## Theorem

Let $I$ be an indexing set.

Let $\family {S_i}_{i \mathop \in I}$ and $\family {T_i}_{i \mathop \in I}$ be families of sets indexed by $I$.

Let $\ds \SS := \prod_{i \mathop \in I} S_i$ and $\ds \TT := \prod_{i \mathop \in I} T_i$ be the Cartesian products of $\family {S_i}_{i \mathop \in I}$ and $\family {T_i}_{i \mathop \in I}$ respectively.

For all $i \in I$, let $f_i: S_i \to T_i$ be a bijection.

Let $\ds \FF: \SS \to \TT := \prod_{i \mathop \in I} \paren {f_i: S_i \to T_i}$ be the Cartesian product of $\family {f_i}_{i \mathop \in I}$ defined as:

- $\ds \forall \mathbf s \in \SS: \map \FF {\mathbf s} := \prod_{i \mathop \in I} \paren {\map {f_i} {s_i} }$

where $\mathbf s := \family {S_i}_{i \mathop \in I}$ is an arbitrary element of $\family {S_i}_{i \mathop \in I}$.

Then $\FF$ is a bijection.

## Proof

Because $f_i$ are bijections, it follows by definition that they are surjections.

Let $\mathbf t := \family {t_i}_{i \mathop \in I} \in \TT$.

Then as $f_i$ is a surjection:

- $\forall i \in I: \exists s_i \in S_i: \map {f_i} {s_i} = t_i$

Thus:

- $\exists \mathbf s \in \SS: \map \FF {\mathbf s} = \mathbf t$

So $\FF$ is a surjection.

Because $f_i$ are bijections, it follows by definition that they are injections.

Let:

- $\mathbf t_1 := \family {t_{i 1} }_{i \mathop \in I} \in \TT$
- $\mathbf t_2 := \family {t_{i 2} }_{i \mathop \in I} \in \TT$

Let:

- $\map \FF {\mathbf s_1} = \paren {\mathbf t_1}, \map \FF {\mathbf s_2} = \mathbf t_2$

for some $\mathbf s_1, \mathbf s_2 \in \SS$ where:

- $\mathbf s_1 := \family {s_{i 1} }_{i \mathop \in I}$
- $\mathbf s_2 := \family {s_{i 2} }_{i \mathop \in I}$

Suppose $\mathbf t_1 = \mathbf t_2$.

Then:

- $\forall i \in I: t_{i 1} = t_{i 2}$

By definition of $\FF$:

- $\forall i \in I: \map {f_i} {s_{i 1} } = t_{i 1}$
- $\forall i \in I: \map {f_i} {s_{i 2} } = t_{i 2}$

As $f_i$ is an injection for all $i \in I$:
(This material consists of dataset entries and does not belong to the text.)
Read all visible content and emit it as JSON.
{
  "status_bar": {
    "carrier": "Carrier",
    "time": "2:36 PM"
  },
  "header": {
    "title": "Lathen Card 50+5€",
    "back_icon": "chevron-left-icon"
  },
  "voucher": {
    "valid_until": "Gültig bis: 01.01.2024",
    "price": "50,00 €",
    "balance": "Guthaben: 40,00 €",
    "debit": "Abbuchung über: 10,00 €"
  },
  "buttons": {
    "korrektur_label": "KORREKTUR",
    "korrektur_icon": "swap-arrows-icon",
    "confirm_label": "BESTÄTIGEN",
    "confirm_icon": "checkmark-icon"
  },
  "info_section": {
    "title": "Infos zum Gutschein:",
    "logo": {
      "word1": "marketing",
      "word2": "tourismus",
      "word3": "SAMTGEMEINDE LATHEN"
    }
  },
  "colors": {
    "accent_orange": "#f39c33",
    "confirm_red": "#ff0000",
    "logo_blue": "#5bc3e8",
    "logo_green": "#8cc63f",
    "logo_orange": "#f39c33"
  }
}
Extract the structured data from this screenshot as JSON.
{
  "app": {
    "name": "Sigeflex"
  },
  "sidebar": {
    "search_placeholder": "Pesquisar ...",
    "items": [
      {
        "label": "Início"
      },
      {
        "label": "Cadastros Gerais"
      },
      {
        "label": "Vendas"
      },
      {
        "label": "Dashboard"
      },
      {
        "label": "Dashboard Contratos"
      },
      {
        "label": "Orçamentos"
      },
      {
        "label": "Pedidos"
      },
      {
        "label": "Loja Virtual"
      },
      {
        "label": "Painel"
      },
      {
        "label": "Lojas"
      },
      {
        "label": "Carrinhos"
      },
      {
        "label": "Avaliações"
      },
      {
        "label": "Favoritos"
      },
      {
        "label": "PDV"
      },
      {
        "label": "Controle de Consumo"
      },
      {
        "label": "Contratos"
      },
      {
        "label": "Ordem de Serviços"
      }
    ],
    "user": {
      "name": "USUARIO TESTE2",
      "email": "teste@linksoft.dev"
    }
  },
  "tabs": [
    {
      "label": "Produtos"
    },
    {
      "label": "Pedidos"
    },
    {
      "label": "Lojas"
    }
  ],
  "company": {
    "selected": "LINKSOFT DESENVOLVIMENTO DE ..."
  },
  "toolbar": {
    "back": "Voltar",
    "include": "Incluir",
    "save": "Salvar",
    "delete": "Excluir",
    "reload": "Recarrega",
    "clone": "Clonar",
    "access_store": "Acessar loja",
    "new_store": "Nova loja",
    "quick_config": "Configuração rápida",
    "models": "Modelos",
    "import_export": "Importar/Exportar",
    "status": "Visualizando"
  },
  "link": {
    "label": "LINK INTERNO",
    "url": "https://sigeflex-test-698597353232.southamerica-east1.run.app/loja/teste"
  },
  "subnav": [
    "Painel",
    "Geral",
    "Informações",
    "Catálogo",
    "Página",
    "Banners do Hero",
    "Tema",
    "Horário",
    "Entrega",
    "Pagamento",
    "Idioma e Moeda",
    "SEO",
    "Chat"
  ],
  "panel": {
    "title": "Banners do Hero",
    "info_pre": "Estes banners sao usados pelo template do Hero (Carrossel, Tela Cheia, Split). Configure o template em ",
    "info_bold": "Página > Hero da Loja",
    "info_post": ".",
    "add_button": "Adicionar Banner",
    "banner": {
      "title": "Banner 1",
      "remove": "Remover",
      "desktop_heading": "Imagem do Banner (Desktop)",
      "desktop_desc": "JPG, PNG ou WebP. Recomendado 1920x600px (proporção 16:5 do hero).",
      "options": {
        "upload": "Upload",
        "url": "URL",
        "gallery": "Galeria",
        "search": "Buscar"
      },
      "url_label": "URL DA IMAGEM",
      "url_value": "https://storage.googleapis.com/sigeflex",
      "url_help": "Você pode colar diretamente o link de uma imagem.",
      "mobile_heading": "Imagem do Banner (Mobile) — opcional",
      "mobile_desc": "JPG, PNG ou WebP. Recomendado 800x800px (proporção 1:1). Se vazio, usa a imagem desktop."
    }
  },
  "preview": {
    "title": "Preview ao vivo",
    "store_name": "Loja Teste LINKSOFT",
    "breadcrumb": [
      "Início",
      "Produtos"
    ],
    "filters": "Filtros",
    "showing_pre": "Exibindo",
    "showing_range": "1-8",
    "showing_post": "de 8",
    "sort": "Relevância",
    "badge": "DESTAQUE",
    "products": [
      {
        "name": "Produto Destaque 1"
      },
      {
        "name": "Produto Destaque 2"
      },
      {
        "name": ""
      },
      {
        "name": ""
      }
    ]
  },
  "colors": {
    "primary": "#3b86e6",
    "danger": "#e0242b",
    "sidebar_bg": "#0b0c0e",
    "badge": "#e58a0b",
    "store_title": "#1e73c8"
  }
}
- $\forall i \in I: t_{i 1} = t_{i 2} \implies s_{i 1} = s_{i 2}$

Thus it follows that:

- $\mathbf t_1 = \mathbf t_2 \implies \mathbf s_1 = \mathbf s_2$

and so $\FF$ is an injection.

So $\FF$ is a surjection and also an injection.

Hence by definition, $\FF$ is a bijection.

$\blacksquare$

## Sources

- 1975: Bert Mendelson:
*Introduction to Topology*(3rd ed.) ... (previous) ... (next): Chapter $1$: Theory of Sets: $\S 10$: Arbitrary Products: Exercise $2$